April 24, 2023, By Michael Dorgan
It once stood — or floated — as one of Long Island City’s most preeminent dining destinations with a spectacular view of midtown Manhattan, but is now destined to be sent to the scrap heap of history.
Waters Edge, a dilapidated former restaurant that sits atop a barge on the Long Island City waterfront, is to be destroyed once the city secures the necessary funding to carry out the job.
The two-story shuttered restaurant, which hosted countless weddings, birthday bashes and political fundraisers — including scandal-hit dinners for former mayor Bill de Blasio — is set to be taken apart, having fallen into disrepair, according to the Department of Citywide Administrative Services (DCAS).
DCAS had put the decades-old restaurant — and the barge on which it sits — up for auction in November, but the city agency has ditched those plans and intends to dismantle the entire structure instead.
The agency told the Queens/LIC Post that the floating barge, located at 4-01 44th Dr., was pulled from auction after DCAS determined that the structure could not be soundly moved in its current state. The barge had been put up for auction, but the winner was required to provide a plan to remove the barge “safely within 15 days of purchase.”
DCAS said it now aims to have the barge destroyed efficiently and ethically.
Once funding is secured, DCAS said it will take at least eight months to destroy the structure and get rid of the debris. The agency said that is the typical estimation for similar destruction projects. The news was first reported by Crain’s New York Business, a business news publication.
The destruction of the barge will bring a conclusive end to the storied life of the venue.
Waters Edge opened in 1980, according to the New York Times, years before Long Island City became a bustling neighborhood known for its high-rise apartment buildings with eye-dropping views of Manhattan. It became a classy, go-to destination for diners and various social events. It also had a pier where small boats could dock.
In 2008, restaurateur and philanthropist Harendra Singh and his Singh Hospitality Group acquired the premises.
But by the early 2010s, Singh began getting into financial difficulty and was reported to have owed the city hundreds of thousands of dollars in back rent on the Water’s Edge barge lease.
DCAS was threatening to terminate the lease and Singh had also failed to pay for renovations to the pier where the barge was docked, which the agency said were required by his lease, according to THE CITY.
Singh held two fundraising events for Bill de Blasio at Waters Edge in the hope of currying favor with city hall: one in 2011 when de Blasio was still public advocate; and the second in October 2013 shortly after he beat former city Comptroller Bill Thompson in a runoff before taking the general election.
De Blasio’s campaign did not pay for the events until it forked out a check for $2,613.01 after the city’s Campaign Finance Board began auditing the campaign. Until that moment, the events were essentially an illegal free gift from Singh to de Blasio that the mayor’s campaign had failed to disclose to the public as required, according to THE CITY.

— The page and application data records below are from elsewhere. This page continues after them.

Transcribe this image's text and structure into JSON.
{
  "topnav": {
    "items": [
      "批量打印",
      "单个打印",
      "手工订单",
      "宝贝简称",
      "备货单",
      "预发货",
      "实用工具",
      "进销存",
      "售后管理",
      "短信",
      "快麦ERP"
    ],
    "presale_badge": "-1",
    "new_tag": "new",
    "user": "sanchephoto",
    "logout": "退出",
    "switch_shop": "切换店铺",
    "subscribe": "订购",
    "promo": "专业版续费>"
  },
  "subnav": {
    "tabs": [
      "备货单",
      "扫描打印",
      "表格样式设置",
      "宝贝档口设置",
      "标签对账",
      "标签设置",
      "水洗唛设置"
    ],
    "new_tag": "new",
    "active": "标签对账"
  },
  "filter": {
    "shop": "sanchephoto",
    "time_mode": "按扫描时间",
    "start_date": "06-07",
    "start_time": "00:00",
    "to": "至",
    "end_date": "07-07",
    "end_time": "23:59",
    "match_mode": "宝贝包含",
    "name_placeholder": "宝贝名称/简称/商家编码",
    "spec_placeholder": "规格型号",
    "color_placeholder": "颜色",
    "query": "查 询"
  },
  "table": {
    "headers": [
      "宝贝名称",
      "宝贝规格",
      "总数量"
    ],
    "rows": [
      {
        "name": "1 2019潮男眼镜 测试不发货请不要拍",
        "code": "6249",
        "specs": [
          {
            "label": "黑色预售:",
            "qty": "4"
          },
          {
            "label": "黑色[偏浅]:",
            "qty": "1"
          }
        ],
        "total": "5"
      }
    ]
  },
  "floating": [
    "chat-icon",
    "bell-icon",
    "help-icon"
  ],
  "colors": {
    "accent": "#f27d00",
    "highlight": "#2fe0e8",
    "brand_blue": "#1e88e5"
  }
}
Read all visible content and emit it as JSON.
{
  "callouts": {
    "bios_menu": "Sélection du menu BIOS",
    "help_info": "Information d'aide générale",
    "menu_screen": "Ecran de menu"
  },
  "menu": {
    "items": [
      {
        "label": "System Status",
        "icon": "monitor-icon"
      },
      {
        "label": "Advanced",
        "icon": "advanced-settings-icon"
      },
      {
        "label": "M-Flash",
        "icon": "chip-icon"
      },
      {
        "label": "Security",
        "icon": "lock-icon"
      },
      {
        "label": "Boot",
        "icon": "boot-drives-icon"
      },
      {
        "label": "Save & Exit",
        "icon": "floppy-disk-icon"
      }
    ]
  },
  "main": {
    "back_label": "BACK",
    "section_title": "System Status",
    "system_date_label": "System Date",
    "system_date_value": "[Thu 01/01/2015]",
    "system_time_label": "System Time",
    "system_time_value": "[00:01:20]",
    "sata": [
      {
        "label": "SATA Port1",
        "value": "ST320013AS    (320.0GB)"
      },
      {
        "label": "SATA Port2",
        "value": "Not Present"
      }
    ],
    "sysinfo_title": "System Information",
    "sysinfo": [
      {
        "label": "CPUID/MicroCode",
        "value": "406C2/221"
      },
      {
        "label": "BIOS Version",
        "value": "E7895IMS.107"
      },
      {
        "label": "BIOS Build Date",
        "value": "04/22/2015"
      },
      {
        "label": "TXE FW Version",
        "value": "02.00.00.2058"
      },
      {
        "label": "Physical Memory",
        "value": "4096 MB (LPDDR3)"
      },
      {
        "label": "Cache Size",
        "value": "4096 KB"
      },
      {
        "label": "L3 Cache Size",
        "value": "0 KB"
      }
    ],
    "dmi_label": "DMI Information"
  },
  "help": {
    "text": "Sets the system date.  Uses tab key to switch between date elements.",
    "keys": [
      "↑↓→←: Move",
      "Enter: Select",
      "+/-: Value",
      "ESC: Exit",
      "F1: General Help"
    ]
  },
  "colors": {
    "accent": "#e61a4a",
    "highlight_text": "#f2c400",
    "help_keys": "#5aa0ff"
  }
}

When he got into office, De Blasio instructed one of his top aides to step in with regard to resolving Singh’s lease. But before the matter could be sorted out Singh was arrested in September 2015 on federal corruption charges in Nassau County unrelated to the Water’s Edge restaurant.

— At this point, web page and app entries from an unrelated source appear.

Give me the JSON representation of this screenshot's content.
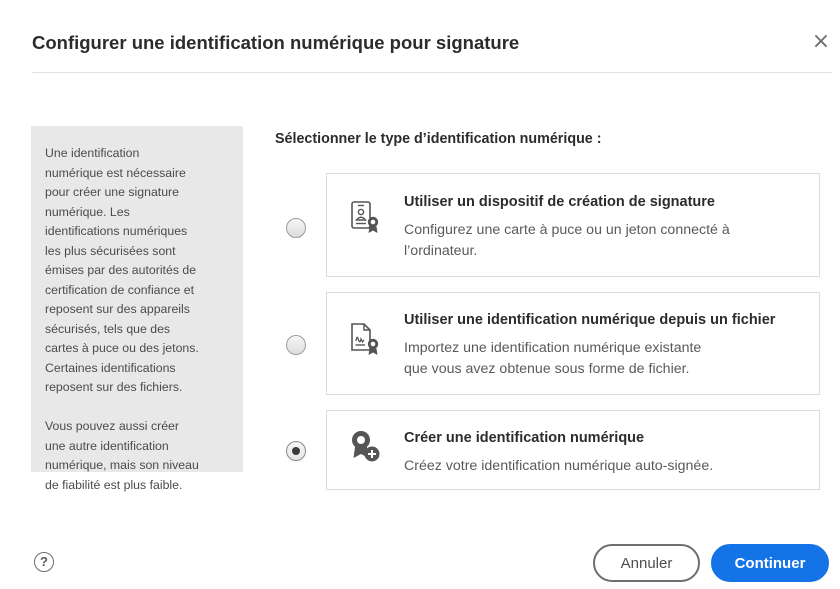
{
  "dialog": {
    "title": "Configurer une identification numérique pour signature",
    "close_icon": "close-icon",
    "close_glyph": "×"
  },
  "info_panel": {
    "text": "Une identification\nnumérique est nécessaire\npour créer une signature\nnumérique. Les\nidentifications numériques\nles plus sécurisées sont\némises par des autorités de\ncertification de confiance et\nreposent sur des appareils\nsécurisés, tels que des\ncartes à puce ou des jetons.\nCertaines identifications\nreposent sur des fichiers.\n\nVous pouvez aussi créer\nune autre identification\nnumérique, mais son niveau\nde fiabilité est plus faible."
  },
  "section": {
    "heading": "Sélectionner le type d’identification numérique :"
  },
  "options": [
    {
      "title": "Utiliser un dispositif de création de signature",
      "description": "Configurez une carte à puce ou un jeton connecté à\nl’ordinateur.",
      "icon": "signature-device-icon",
      "selected": false
    },
    {
      "title": "Utiliser une identification numérique depuis un fichier",
      "description": "Importez une identification numérique existante\nque vous avez obtenue sous forme de fichier.",
      "icon": "digital-id-file-icon",
      "selected": false
    },
    {
      "title": "Créer une identification numérique",
      "description": "Créez votre identification numérique auto-signée.",
      "icon": "create-digital-id-icon",
      "selected": true
    }
  ],
  "footer": {
    "help_glyph": "?",
    "cancel_label": "Annuler",
    "continue_label": "Continuer"
  },
  "colors": {
    "accent": "#1473e6",
    "panel_bg": "#e8e8e8",
    "card_border": "#dcdcdc"
  }
}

The restaurant then abruptly closed leaving brides and grooms out of pocket for the large deposits they had put down and Long Island City without one of its most esteemed eateries.
Singh cooperated with the federal government and informed them of his interactions with de Blasio. He also testified that he explicitly told de Blasio about an illegal scheme to raise money for the mayor’s political allies whereby Singh would personally reimburse donors to get around campaign contribution limits.
Singh told prosecutors that this financial support of the de Blasio, and the fundraising events at Waters Edge, were bribes to the mayor in exchange for help getting the lease extended and getting the pier issue resolved.
In 2016, Singh pleaded guilty to several bribery counts, including to a scheme to provide campaign contributions “in exchange for official actions from an official in the City of New York for the benefit of Mr. Singh’s restaurant.”
De Blasio, meanwhile, denied any personal error and was never charged with criminal wrongdoing regarding his interactions with Singh.
DCAS formally evicted Water’s Edge and retained possession of the barge in 2020, according to THE CITY. The agency then put the beat-up craft on the auction block in November.